Interface dataset entries:
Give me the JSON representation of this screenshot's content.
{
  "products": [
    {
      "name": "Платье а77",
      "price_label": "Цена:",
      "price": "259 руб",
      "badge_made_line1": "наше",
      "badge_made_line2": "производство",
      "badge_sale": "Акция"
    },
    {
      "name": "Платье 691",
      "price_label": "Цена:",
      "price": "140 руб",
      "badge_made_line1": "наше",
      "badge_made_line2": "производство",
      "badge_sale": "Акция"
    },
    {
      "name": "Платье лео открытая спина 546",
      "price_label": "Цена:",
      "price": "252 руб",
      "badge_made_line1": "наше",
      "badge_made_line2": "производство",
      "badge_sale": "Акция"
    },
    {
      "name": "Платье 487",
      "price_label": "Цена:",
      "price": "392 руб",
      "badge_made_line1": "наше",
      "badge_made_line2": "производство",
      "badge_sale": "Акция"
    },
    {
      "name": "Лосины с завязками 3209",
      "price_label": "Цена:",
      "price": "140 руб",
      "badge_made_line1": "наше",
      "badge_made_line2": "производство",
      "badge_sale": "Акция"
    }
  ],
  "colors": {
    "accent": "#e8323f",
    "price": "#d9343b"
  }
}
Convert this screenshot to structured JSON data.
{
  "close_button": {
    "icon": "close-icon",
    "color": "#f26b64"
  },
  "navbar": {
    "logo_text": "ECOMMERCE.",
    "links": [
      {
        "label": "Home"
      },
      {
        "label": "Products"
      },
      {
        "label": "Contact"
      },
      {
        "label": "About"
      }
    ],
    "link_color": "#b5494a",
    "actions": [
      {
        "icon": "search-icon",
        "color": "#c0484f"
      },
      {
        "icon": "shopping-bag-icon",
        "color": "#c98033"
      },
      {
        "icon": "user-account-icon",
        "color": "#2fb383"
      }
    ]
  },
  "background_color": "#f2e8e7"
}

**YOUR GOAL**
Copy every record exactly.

**ANSWER BOX**
Give me the JSON representation of this screenshot's content.
{
  "products": [
    {
      "name": "Платье а77",
      "price_label": "Цена:",
      "price": "259 руб",
      "badge_made_line1": "наше",
      "badge_made_line2": "производство",
      "badge_sale": "Акция"
    },
    {
      "name": "Платье 691",
      "price_label": "Цена:",
      "price": "140 руб",
      "badge_made_line1": "наше",
      "badge_made_line2": "производство",
      "badge_sale": "Акция"
    },
    {
      "name": "Платье лео открытая спина 546",
      "price_label": "Цена:",
      "price": "252 руб",
      "badge_made_line1": "наше",
      "badge_made_line2": "производство",
      "badge_sale": "Акция"
    },
    {
      "name": "Платье 487",
      "price_label": "Цена:",
      "price": "392 руб",
      "badge_made_line1": "наше",
      "badge_made_line2": "производство",
      "badge_sale": "Акция"
    },
    {
      "name": "Лосины с завязками 3209",
      "price_label": "Цена:",
      "price": "140 руб",
      "badge_made_line1": "наше",
      "badge_made_line2": "производство",
      "badge_sale": "Акция"
    }
  ],
  "colors": {
    "accent": "#e8323f",
    "price": "#d9343b"
  }
}
Convert this screenshot to structured JSON data.
{
  "close_button": {
    "icon": "close-icon",
    "color": "#f26b64"
  },
  "navbar": {
    "logo_text": "ECOMMERCE.",
    "links": [
      {
        "label": "Home"
      },
      {
        "label": "Products"
      },
      {
        "label": "Contact"
      },
      {
        "label": "About"
      }
    ],
    "link_color": "#b5494a",
    "actions": [
      {
        "icon": "search-icon",
        "color": "#c0484f"
      },
      {
        "icon": "shopping-bag-icon",
        "color": "#c98033"
      },
      {
        "icon": "user-account-icon",
        "color": "#2fb383"
      }
    ]
  },
  "background_color": "#f2e8e7"
}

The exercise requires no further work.